**Data records for software interfaces:**
>>>>>

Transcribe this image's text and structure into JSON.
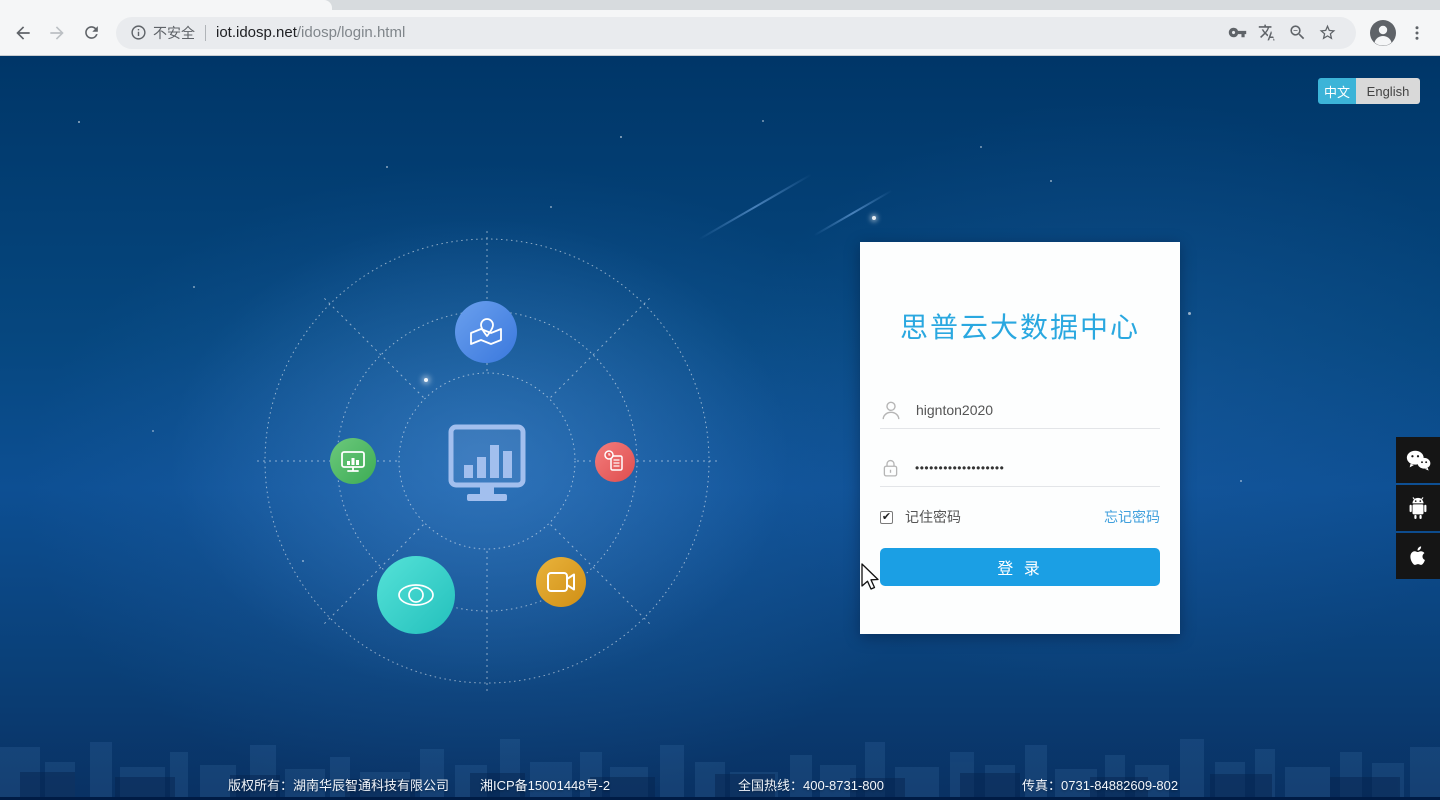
{
  "browser": {
    "security_label": "不安全",
    "url_host": "iot.idosp.net",
    "url_path": "/idosp/login.html"
  },
  "language_toggle": {
    "chinese": "中文",
    "english": "English"
  },
  "login": {
    "title": "思普云大数据中心",
    "username_value": "hignton2020",
    "password_value": "•••••••••••••••••••",
    "remember_label": "记住密码",
    "remember_checked_attr": "checked",
    "check_glyph": "✔",
    "forgot_label": "忘记密码",
    "submit_label": "登 录"
  },
  "footer": {
    "copyright": "版权所有：湖南华辰智通科技有限公司",
    "icp": "湘ICP备15001448号-2",
    "hotline": "全国热线：400-8731-800",
    "fax": "传真：0731-84882609-802"
  },
  "colors": {
    "accent_blue": "#1b9fe4",
    "title_blue": "#2aa8e0",
    "lang_active": "#3cb4d8",
    "page_navy": "#0a4078"
  },
  "icons": {
    "hero_center": "monitor-bar-chart-icon",
    "hero_top": "map-pin-icon",
    "hero_left": "mini-monitor-icon",
    "hero_right": "report-clock-icon",
    "hero_bottom_left": "eye-icon",
    "hero_bottom_right": "video-camera-icon",
    "social": [
      "wechat-icon",
      "android-icon",
      "apple-icon"
    ]
  }
}
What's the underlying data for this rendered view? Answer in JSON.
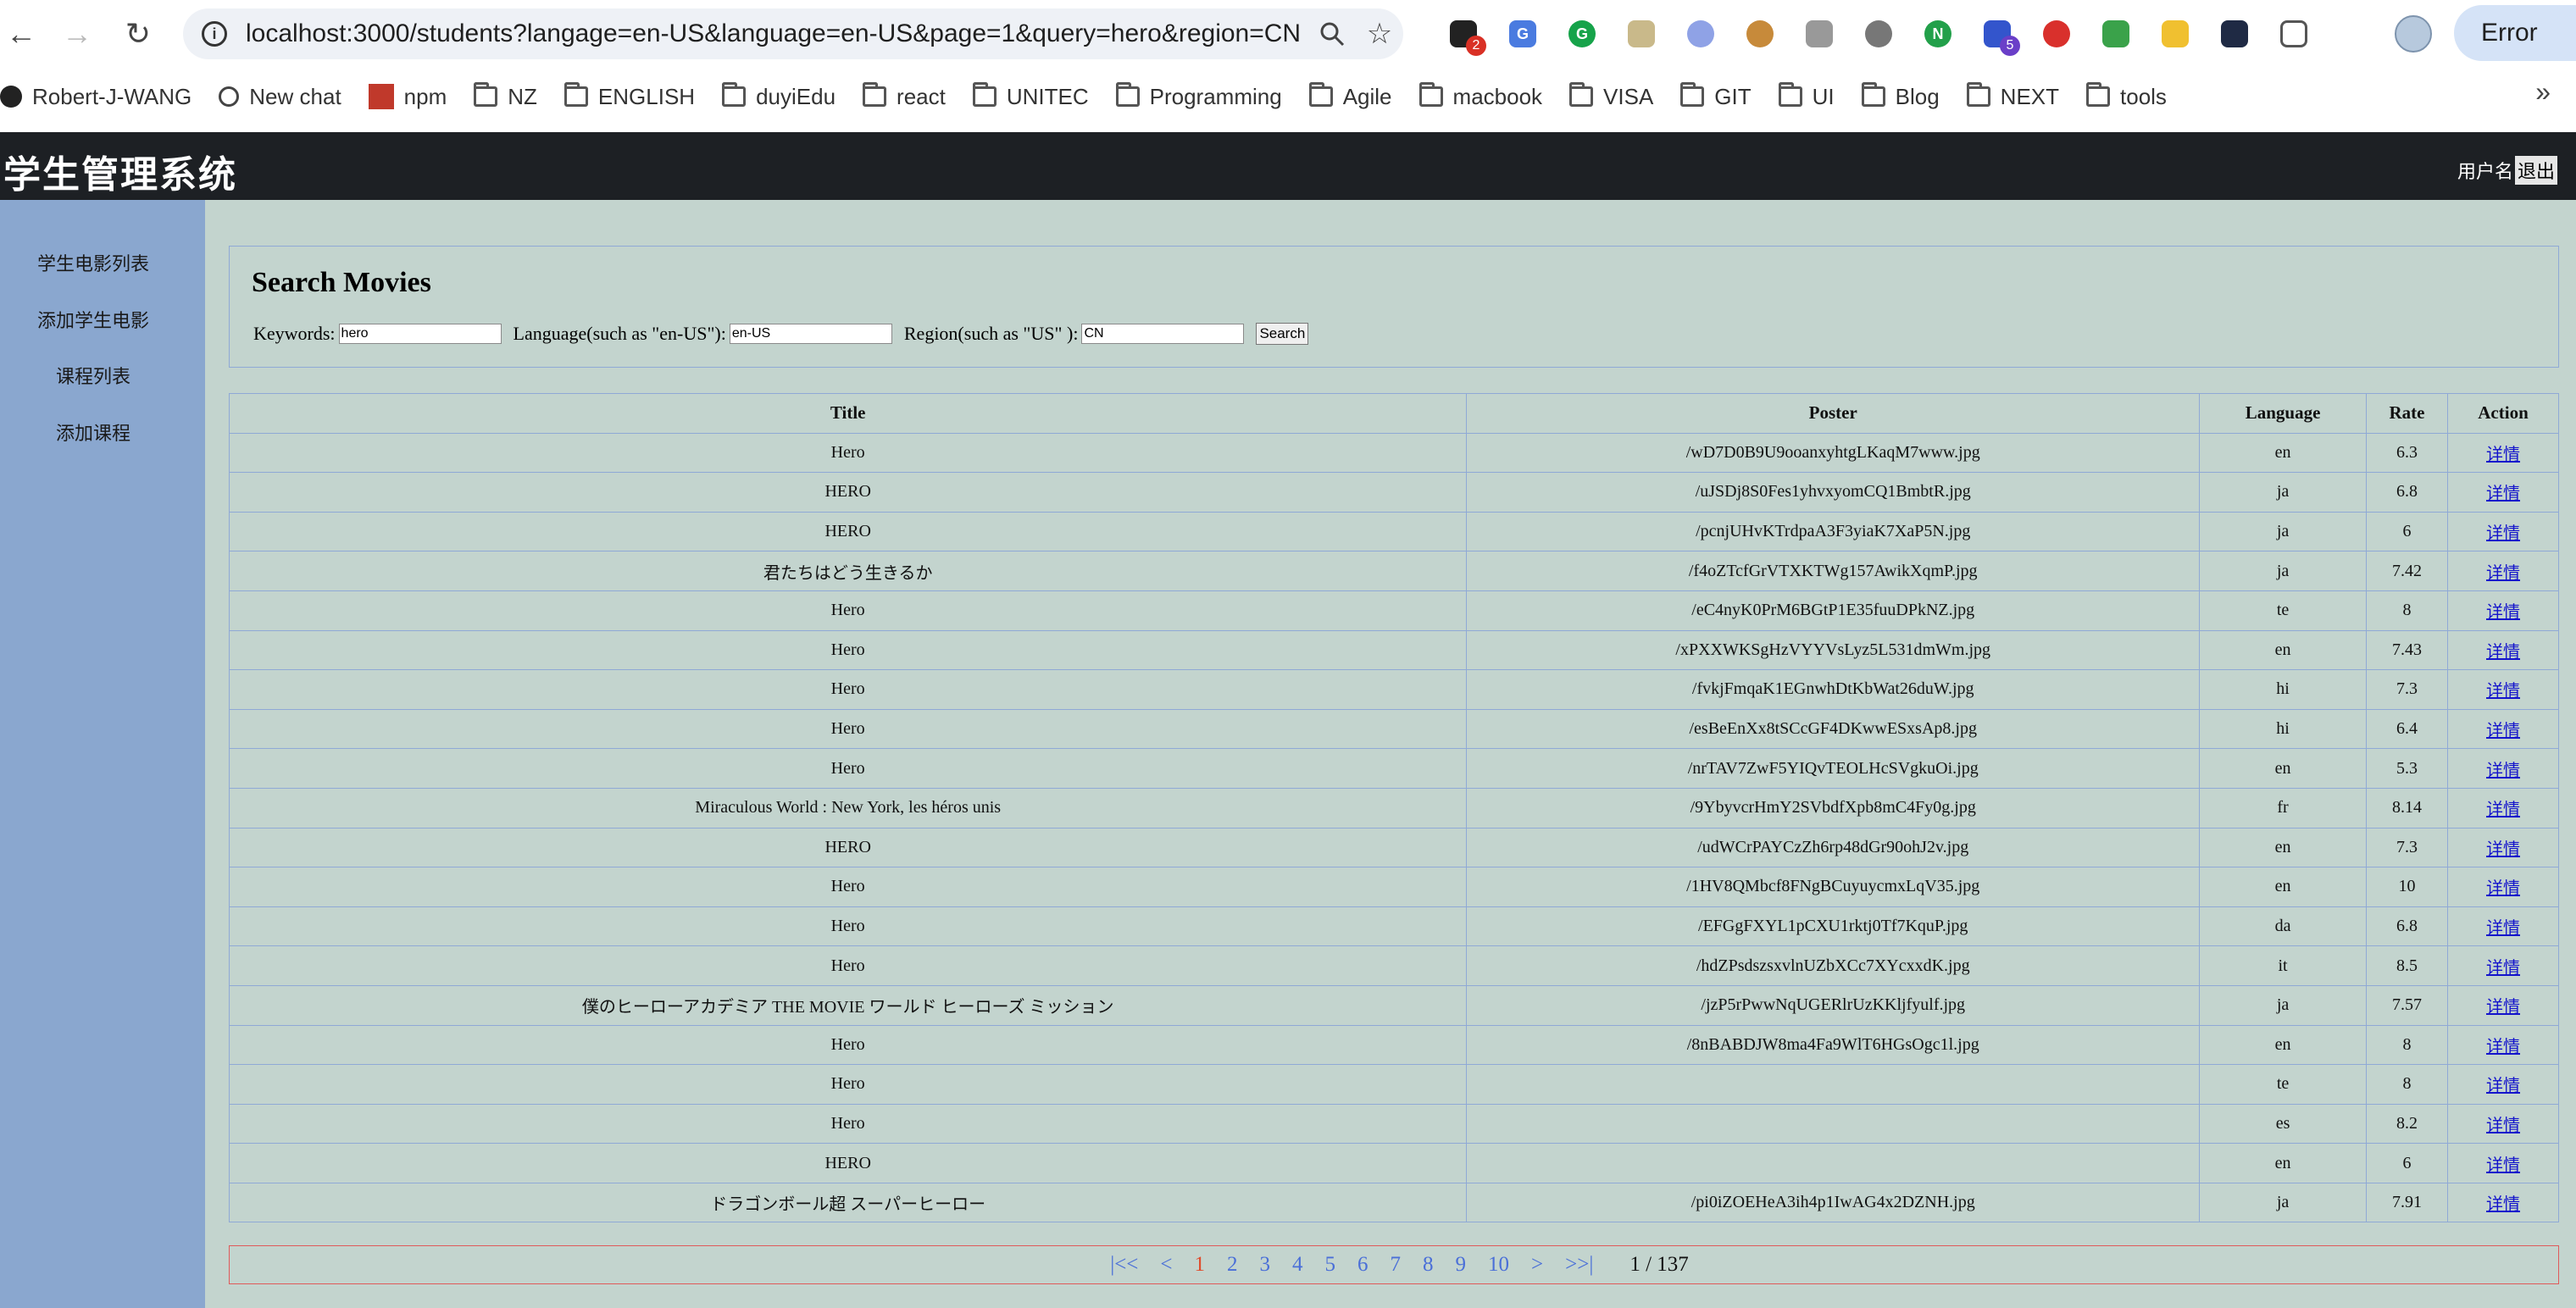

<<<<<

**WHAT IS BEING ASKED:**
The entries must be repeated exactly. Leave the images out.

**OUTPUT FOR THIS EXERCISE:**
Transcribe this image's text and structure into JSON.
{
  "browser": {
    "security_label": "不安全",
    "url_host": "iot.idosp.net",
    "url_path": "/idosp/login.html"
  },
  "language_toggle": {
    "chinese": "中文",
    "english": "English"
  },
  "login": {
    "title": "思普云大数据中心",
    "username_value": "hignton2020",
    "password_value": "•••••••••••••••••••",
    "remember_label": "记住密码",
    "remember_checked_attr": "checked",
    "check_glyph": "✔",
    "forgot_label": "忘记密码",
    "submit_label": "登 录"
  },
  "footer": {
    "copyright": "版权所有：湖南华辰智通科技有限公司",
    "icp": "湘ICP备15001448号-2",
    "hotline": "全国热线：400-8731-800",
    "fax": "传真：0731-84882609-802"
  },
  "colors": {
    "accent_blue": "#1b9fe4",
    "title_blue": "#2aa8e0",
    "lang_active": "#3cb4d8",
    "page_navy": "#0a4078"
  },
  "icons": {
    "hero_center": "monitor-bar-chart-icon",
    "hero_top": "map-pin-icon",
    "hero_left": "mini-monitor-icon",
    "hero_right": "report-clock-icon",
    "hero_bottom_left": "eye-icon",
    "hero_bottom_right": "video-camera-icon",
    "social": [
      "wechat-icon",
      "android-icon",
      "apple-icon"
    ]
  }
}
What's the underlying data for this rendered view? Answer in JSON.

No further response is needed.